The women of the Waverley family — whether they like it or not — are heirs to an unusual legacy, one that grows in a fenced plot behind their Queen Anne home on Pendland Street in Bascom, North Carolina. There, an apple tree bearing fruit of magical properties looms over a garden filled with herbs and edible flowers that possess the power to affect in curious ways anyone who eats them.  

For nearly a decade, 34-year-old Claire Waverley, at peace with her family inheritance, has lived in the house alone, embracing the spirit of the grandmother who raised her, ruing her mother’s unfortunate destiny and seemingly unconcerned about the fate of her rebellious sister, Sydney, who freed herself long ago from their small town’s constraints. Using her grandmother’s mystical culinary traditions, Claire has built a successful catering business — and a carefully controlled, utterly predictable life — upon the family’s peculiar gift for making life-altering delicacies: lilac jelly to engender humility, for instance, or rose geranium wine to call up fond memories. Garden Spells reveals what happens when Sydney returns to Bascom with her young daughter, turning Claire’s routine existence upside down. With Sydney’s homecoming, the magic that the quiet caterer has measured into recipes to shape the thoughts and moods of others begins to influence Claire’s own emotions in terrifying and delightful ways.
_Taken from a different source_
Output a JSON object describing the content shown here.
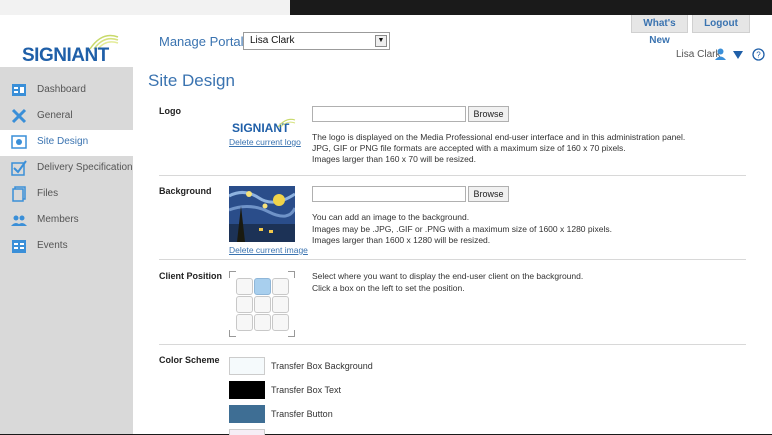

As the sisters reconnect and learn to support one another, each finds romance where she least expects it, while Sydney’s child, Bay, discovers both the safe home she has longed for and her own surprising gifts. With the help of their elderly cousin Evanelle, endowed with her own uncanny skills, the Waverley women redeem the past, embrace the present, and take a joyful leap into the future.